| TASK BRIEF |
Give the records again in full, exactly as they are.

| RECORDS |
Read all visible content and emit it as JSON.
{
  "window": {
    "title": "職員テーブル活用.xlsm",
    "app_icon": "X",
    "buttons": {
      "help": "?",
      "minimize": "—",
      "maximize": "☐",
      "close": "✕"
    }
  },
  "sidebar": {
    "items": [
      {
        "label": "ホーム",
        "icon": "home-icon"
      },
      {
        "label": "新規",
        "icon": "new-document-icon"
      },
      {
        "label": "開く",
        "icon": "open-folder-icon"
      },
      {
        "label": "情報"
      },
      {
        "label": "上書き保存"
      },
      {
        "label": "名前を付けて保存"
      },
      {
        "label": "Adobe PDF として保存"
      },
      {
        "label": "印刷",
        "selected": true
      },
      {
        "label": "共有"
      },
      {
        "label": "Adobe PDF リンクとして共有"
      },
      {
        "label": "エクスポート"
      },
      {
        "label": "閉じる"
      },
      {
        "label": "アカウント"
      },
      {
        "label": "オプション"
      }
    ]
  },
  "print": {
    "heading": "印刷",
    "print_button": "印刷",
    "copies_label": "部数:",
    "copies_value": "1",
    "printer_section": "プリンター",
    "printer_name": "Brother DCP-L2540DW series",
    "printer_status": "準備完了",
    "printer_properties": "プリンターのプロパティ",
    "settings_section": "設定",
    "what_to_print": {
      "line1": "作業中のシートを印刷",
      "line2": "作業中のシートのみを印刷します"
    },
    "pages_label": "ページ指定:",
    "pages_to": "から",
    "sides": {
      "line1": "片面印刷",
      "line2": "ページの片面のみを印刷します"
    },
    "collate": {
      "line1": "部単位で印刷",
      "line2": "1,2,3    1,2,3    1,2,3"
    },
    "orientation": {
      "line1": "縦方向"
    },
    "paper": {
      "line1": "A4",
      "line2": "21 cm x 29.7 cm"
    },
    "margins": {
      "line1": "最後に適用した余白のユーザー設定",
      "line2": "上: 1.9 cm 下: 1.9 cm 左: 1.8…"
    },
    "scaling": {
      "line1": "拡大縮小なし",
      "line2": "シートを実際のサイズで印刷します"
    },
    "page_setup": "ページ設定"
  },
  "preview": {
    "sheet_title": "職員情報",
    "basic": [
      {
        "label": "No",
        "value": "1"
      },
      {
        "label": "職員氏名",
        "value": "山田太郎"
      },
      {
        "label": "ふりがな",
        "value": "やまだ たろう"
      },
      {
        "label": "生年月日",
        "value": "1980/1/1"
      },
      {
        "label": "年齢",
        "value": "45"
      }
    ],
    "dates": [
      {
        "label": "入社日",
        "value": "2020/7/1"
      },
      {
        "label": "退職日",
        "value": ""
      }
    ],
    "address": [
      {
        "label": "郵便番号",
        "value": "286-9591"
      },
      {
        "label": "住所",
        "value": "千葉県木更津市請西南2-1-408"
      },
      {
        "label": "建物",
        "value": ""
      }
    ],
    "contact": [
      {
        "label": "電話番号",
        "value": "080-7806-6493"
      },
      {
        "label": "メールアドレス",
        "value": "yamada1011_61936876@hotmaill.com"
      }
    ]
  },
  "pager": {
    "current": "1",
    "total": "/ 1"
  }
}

| YOUR RESPONSE |
Read all visible content and emit it as JSON.
{
  "window": {
    "title": "職員テーブル活用.xlsm",
    "app_icon": "X",
    "buttons": {
      "help": "?",
      "minimize": "—",
      "maximize": "☐",
      "close": "✕"
    }
  },
  "sidebar": {
    "items": [
      {
        "label": "ホーム",
        "icon": "home-icon"
      },
      {
        "label": "新規",
        "icon": "new-document-icon"
      },
      {
        "label": "開く",
        "icon": "open-folder-icon"
      },
      {
        "label": "情報"
      },
      {
        "label": "上書き保存"
      },
      {
        "label": "名前を付けて保存"
      },
      {
        "label": "Adobe PDF として保存"
      },
      {
        "label": "印刷",
        "selected": true
      },
      {
        "label": "共有"
      },
      {
        "label": "Adobe PDF リンクとして共有"
      },
      {
        "label": "エクスポート"
      },
      {
        "label": "閉じる"
      },
      {
        "label": "アカウント"
      },
      {
        "label": "オプション"
      }
    ]
  },
  "print": {
    "heading": "印刷",
    "print_button": "印刷",
    "copies_label": "部数:",
    "copies_value": "1",
    "printer_section": "プリンター",
    "printer_name": "Brother DCP-L2540DW series",
    "printer_status": "準備完了",
    "printer_properties": "プリンターのプロパティ",
    "settings_section": "設定",
    "what_to_print": {
      "line1": "作業中のシートを印刷",
      "line2": "作業中のシートのみを印刷します"
    },
    "pages_label": "ページ指定:",
    "pages_to": "から",
    "sides": {
      "line1": "片面印刷",
      "line2": "ページの片面のみを印刷します"
    },
    "collate": {
      "line1": "部単位で印刷",
      "line2": "1,2,3    1,2,3    1,2,3"
    },
    "orientation": {
      "line1": "縦方向"
    },
    "paper": {
      "line1": "A4",
      "line2": "21 cm x 29.7 cm"
    },
    "margins": {
      "line1": "最後に適用した余白のユーザー設定",
      "line2": "上: 1.9 cm 下: 1.9 cm 左: 1.8…"
    },
    "scaling": {
      "line1": "拡大縮小なし",
      "line2": "シートを実際のサイズで印刷します"
    },
    "page_setup": "ページ設定"
  },
  "preview": {
    "sheet_title": "職員情報",
    "basic": [
      {
        "label": "No",
        "value": "1"
      },
      {
        "label": "職員氏名",
        "value": "山田太郎"
      },
      {
        "label": "ふりがな",
        "value": "やまだ たろう"
      },
      {
        "label": "生年月日",
        "value": "1980/1/1"
      },
      {
        "label": "年齢",
        "value": "45"
      }
    ],
    "dates": [
      {
        "label": "入社日",
        "value": "2020/7/1"
      },
      {
        "label": "退職日",
        "value": ""
      }
    ],
    "address": [
      {
        "label": "郵便番号",
        "value": "286-9591"
      },
      {
        "label": "住所",
        "value": "千葉県木更津市請西南2-1-408"
      },
      {
        "label": "建物",
        "value": ""
      }
    ],
    "contact": [
      {
        "label": "電話番号",
        "value": "080-7806-6493"
      },
      {
        "label": "メールアドレス",
        "value": "yamada1011_61936876@hotmaill.com"
      }
    ]
  },
  "pager": {
    "current": "1",
    "total": "/ 1"
  }
}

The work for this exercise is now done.